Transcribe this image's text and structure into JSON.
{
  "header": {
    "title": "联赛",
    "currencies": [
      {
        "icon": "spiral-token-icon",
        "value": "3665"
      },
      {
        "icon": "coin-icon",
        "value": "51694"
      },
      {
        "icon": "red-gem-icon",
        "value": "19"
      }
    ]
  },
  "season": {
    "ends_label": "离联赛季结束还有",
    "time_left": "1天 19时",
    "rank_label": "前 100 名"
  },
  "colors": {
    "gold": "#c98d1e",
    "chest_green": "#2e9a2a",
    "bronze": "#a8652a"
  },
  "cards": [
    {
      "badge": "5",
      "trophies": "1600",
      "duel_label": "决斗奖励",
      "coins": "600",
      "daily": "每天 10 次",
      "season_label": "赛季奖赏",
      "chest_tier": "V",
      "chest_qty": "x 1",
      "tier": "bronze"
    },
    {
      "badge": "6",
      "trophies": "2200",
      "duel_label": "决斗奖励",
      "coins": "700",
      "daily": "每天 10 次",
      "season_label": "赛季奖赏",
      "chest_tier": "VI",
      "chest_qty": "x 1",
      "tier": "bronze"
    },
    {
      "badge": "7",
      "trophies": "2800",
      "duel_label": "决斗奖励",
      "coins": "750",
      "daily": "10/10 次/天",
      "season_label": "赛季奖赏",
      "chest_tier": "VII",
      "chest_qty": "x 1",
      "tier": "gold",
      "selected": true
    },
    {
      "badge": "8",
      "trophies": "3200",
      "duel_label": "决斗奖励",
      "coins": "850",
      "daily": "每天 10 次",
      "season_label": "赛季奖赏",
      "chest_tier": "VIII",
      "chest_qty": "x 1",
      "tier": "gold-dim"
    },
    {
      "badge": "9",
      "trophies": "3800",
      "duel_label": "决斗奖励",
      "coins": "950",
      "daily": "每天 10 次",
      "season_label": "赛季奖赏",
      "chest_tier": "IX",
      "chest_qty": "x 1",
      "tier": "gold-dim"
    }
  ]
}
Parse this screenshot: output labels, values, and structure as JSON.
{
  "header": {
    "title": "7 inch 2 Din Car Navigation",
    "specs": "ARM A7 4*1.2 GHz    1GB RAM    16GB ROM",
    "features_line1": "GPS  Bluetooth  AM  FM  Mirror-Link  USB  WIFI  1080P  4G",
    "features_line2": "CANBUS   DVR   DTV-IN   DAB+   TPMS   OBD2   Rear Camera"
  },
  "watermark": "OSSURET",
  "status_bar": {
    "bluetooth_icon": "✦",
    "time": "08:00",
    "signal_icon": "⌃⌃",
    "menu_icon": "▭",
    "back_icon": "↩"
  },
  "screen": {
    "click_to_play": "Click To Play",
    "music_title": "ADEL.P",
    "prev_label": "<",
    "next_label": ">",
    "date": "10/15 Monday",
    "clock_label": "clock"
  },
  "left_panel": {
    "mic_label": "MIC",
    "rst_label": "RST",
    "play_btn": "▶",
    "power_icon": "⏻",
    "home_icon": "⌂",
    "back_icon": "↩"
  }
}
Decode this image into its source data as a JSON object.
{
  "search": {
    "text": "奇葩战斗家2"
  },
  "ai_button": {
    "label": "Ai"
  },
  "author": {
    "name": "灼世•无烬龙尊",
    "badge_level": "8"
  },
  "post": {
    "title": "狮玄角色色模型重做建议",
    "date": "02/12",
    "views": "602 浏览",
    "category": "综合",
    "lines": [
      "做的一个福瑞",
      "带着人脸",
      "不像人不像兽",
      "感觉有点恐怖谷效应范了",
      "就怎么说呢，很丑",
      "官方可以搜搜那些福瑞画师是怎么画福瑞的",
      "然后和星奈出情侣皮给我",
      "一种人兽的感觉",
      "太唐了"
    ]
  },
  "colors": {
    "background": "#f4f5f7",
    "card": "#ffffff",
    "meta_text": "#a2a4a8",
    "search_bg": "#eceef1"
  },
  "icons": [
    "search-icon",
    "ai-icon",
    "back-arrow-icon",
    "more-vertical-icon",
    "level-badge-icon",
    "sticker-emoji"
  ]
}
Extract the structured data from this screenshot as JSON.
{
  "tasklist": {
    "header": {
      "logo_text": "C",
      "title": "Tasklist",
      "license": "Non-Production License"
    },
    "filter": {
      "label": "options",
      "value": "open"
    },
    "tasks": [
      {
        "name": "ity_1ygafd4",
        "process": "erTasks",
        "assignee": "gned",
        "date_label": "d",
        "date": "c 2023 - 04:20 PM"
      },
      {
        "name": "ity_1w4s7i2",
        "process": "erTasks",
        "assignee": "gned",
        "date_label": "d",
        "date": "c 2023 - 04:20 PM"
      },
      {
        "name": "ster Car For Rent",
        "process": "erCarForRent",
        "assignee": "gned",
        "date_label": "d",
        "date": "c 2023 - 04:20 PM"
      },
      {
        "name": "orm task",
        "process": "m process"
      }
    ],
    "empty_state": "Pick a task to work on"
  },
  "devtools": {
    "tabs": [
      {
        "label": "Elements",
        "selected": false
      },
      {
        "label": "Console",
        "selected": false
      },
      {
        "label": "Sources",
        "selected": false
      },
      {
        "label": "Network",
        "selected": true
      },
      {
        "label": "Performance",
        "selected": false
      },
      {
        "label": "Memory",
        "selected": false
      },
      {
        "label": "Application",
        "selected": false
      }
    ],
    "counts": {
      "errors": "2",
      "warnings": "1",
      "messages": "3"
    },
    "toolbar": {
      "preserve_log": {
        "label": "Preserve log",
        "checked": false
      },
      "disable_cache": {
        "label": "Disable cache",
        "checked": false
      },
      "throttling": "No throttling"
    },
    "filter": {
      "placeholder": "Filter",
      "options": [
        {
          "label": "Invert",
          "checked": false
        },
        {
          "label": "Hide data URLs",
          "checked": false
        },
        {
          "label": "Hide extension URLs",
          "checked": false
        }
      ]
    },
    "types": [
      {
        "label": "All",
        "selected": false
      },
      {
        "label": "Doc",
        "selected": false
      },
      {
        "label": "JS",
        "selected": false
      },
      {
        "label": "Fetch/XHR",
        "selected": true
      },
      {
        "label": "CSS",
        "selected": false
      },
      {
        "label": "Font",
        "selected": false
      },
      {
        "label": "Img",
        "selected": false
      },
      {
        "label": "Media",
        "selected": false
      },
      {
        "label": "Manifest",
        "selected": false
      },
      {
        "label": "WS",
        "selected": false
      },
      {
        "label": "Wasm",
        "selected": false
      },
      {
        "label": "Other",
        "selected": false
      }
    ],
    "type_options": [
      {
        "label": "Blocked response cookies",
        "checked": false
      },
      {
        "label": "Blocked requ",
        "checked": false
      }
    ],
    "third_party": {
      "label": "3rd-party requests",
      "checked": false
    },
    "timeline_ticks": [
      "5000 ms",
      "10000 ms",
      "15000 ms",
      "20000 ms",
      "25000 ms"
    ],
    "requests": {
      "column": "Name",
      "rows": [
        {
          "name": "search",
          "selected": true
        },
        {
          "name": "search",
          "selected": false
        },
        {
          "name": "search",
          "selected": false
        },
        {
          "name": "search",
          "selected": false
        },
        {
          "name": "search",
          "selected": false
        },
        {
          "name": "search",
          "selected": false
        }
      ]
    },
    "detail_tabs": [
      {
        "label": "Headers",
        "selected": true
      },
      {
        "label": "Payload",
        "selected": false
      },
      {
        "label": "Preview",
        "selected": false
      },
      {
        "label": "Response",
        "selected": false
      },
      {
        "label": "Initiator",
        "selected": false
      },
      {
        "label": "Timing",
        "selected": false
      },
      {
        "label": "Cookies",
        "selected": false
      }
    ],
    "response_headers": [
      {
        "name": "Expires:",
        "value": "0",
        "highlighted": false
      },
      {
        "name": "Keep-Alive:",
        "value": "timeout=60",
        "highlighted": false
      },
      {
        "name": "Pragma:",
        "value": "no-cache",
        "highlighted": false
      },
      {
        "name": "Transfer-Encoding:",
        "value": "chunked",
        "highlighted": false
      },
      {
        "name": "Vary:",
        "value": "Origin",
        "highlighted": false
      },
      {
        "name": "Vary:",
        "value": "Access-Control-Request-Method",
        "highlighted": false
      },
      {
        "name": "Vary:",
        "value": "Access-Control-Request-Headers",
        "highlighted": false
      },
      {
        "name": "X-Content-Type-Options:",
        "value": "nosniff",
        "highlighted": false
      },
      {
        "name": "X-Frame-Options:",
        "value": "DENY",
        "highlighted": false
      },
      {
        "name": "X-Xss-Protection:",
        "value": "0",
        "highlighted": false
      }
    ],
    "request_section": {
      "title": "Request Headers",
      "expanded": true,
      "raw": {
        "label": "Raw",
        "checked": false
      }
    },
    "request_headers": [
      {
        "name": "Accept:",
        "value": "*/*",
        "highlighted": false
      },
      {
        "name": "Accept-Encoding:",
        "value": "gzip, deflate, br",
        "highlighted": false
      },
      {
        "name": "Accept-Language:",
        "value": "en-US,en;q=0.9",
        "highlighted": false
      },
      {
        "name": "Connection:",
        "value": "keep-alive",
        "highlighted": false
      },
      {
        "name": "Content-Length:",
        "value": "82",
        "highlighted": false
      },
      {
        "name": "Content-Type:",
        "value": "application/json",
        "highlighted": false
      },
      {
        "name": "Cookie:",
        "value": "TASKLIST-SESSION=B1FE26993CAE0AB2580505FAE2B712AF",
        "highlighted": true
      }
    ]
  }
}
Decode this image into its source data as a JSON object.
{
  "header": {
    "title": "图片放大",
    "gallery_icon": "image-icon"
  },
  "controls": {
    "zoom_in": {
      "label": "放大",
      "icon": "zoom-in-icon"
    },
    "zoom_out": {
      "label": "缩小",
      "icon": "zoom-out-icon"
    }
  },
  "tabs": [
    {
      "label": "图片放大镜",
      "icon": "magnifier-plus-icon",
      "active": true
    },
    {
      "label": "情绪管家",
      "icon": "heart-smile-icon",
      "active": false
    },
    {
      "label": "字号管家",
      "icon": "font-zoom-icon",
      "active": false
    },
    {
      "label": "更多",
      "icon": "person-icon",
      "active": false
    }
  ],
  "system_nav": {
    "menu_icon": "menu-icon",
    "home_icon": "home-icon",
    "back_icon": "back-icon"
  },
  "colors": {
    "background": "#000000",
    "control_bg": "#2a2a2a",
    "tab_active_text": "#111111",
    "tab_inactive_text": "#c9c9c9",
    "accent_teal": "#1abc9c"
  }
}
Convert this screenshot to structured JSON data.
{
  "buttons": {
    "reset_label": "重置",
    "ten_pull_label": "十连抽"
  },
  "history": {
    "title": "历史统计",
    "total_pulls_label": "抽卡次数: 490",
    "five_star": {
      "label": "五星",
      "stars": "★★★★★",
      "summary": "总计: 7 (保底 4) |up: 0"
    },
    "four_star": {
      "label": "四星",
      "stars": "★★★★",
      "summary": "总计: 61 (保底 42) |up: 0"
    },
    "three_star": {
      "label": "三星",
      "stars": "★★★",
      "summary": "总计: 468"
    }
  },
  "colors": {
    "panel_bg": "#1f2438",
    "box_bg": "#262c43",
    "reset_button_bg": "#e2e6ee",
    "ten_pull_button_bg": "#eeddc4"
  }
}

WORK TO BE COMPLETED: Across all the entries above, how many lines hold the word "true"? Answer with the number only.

RESPONSE FOR THIS EXERCISE: 8